But the hesitations of clients and promoters are understandable; converting office space into housing can be a daunting task. Floor plans need to be reconfigured, along with plumbing, HVAC, and natural light. For the Sears distribution center in Los Angeles, approximately 150,000 square feet of concrete is removed to create skylights inside the building, which former office and warehouse space notoriously lacks.

Omnigivning says their projects vary widely in total overall costs, but declined to give a specific figure. The company notes, however, that a recent report from the RAND Center on Housing and Homelessness in Los Angeles found that building adaptive reuse projects costs an average of about $340,000 per unit, or 48% less than new construction projects. construction (or $164,000 less per unit). When fully utilized, the approach could produce between 72,000 and 113,000 housing units in Los Angeles County, according to the report.

The transformation of trade corridors by the pandemic offers cities an opportunity to build back better, but it also comes with the risk of displacement. Willow Lung-Amam, associate professor in the University of Maryland’s Urban Studies and Planning program and director of the Small Business Anti-Displacement Network, says cities should ensure that adaptive former business districts are affordable and welcoming for mothers. and pop shops. LA’s adaptive reuse ordinance, for example, has been both highlighted for its potential to ease pressure on housing and criticized for its potential to displace low-income tenants.

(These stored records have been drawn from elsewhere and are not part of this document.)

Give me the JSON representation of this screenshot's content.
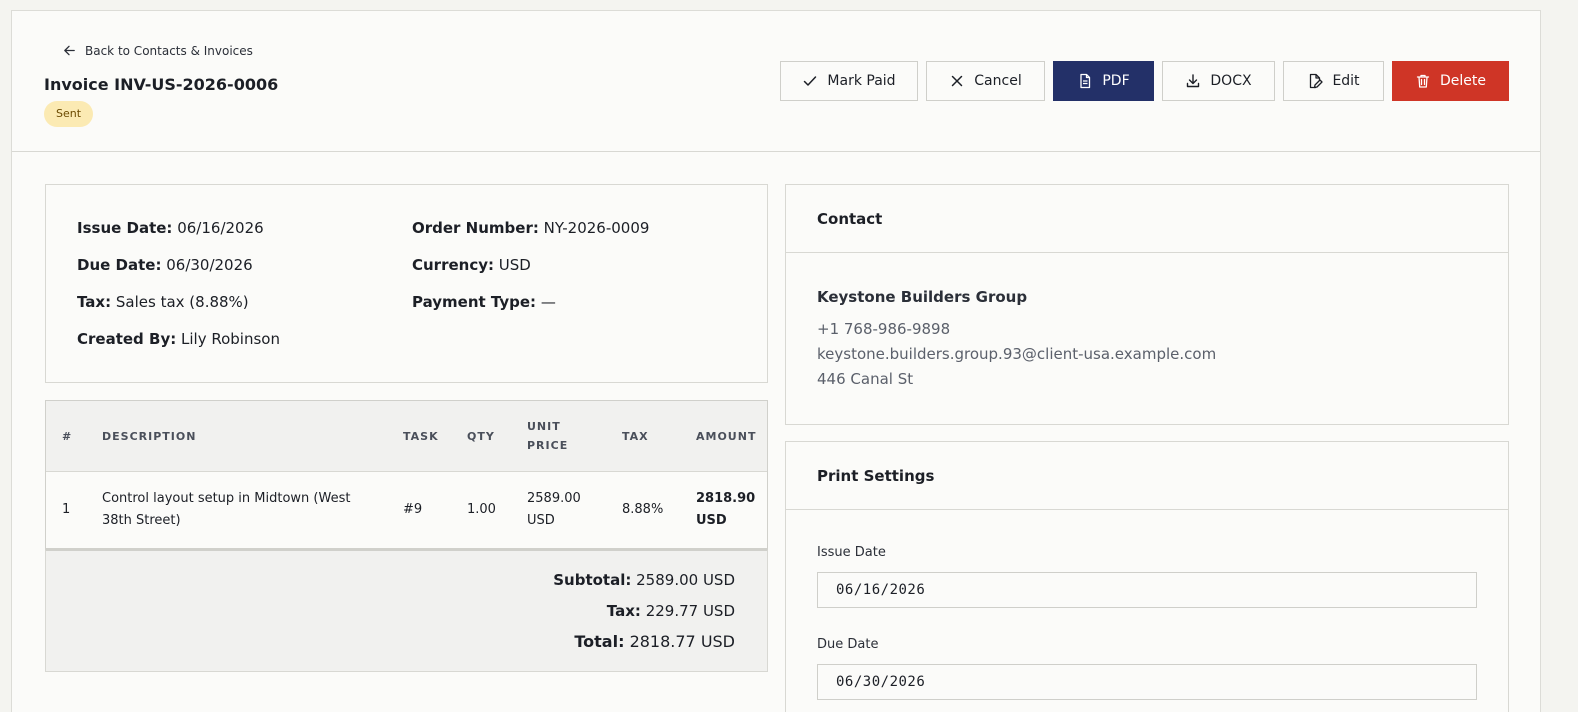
{
  "header": {
    "back_label": "Back to Contacts & Invoices",
    "title": "Invoice INV-US-2026-0006",
    "status": "Sent",
    "actions": {
      "mark_paid": "Mark Paid",
      "cancel": "Cancel",
      "pdf": "PDF",
      "docx": "DOCX",
      "edit": "Edit",
      "delete": "Delete"
    }
  },
  "details": {
    "issue_date_label": "Issue Date:",
    "issue_date": "06/16/2026",
    "due_date_label": "Due Date:",
    "due_date": "06/30/2026",
    "tax_label": "Tax:",
    "tax": "Sales tax (8.88%)",
    "created_by_label": "Created By:",
    "created_by": "Lily Robinson",
    "order_number_label": "Order Number:",
    "order_number": "NY-2026-0009",
    "currency_label": "Currency:",
    "currency": "USD",
    "payment_type_label": "Payment Type:",
    "payment_type": "—"
  },
  "items": {
    "headers": {
      "num": "#",
      "description": "DESCRIPTION",
      "task": "TASK",
      "qty": "QTY",
      "unit_price_1": "UNIT",
      "unit_price_2": "PRICE",
      "tax": "TAX",
      "amount": "AMOUNT"
    },
    "rows": [
      {
        "num": "1",
        "description_1": "Control layout setup in Midtown (West",
        "description_2": "38th Street)",
        "task": "#9",
        "qty": "1.00",
        "unit_price_1": "2589.00",
        "unit_price_2": "USD",
        "tax": "8.88%",
        "amount_1": "2818.90",
        "amount_2": "USD"
      }
    ]
  },
  "totals": {
    "subtotal_label": "Subtotal:",
    "subtotal": "2589.00 USD",
    "tax_label": "Tax:",
    "tax": "229.77 USD",
    "total_label": "Total:",
    "total": "2818.77 USD"
  },
  "contact": {
    "heading": "Contact",
    "name": "Keystone Builders Group",
    "phone": "+1 768-986-9898",
    "email": "keystone.builders.group.93@client-usa.example.com",
    "address": "446 Canal St"
  },
  "print_settings": {
    "heading": "Print Settings",
    "issue_date_label": "Issue Date",
    "issue_date_value": "06/16/2026",
    "due_date_label": "Due Date",
    "due_date_value": "06/30/2026"
  },
  "colors": {
    "primary": "#233068",
    "danger": "#cf3526",
    "badge_bg": "#fbeab3"
  },
  "icons": {
    "back": "arrow-left-icon",
    "mark_paid": "check-icon",
    "cancel": "x-icon",
    "pdf": "file-icon",
    "docx": "download-icon",
    "edit": "file-edit-icon",
    "delete": "trash-icon"
  }
}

“Small businesses are absolutely essential to the character, identity and economy of our neighborhoods,” says Professor Lung-Amam. “When all of our cities become big chain restaurants and retail stores, we lose a lot of tax dollars and character-defining features. Suddenly Vancouver looks like New York looks like Chicago.

The same principle applies to housing, she says; cities should adopt strategies such as equitable distribution policies that use laws, tax credits, fee waivers and the like to mandate or incentivize a certain number of units in newly adapted buildings to be affordable housing.

“[We should] ensuring that families can actually access these units, that they are not all converted into one-bedroom condos,” she says. “That there are intentional policies around deep affordability.”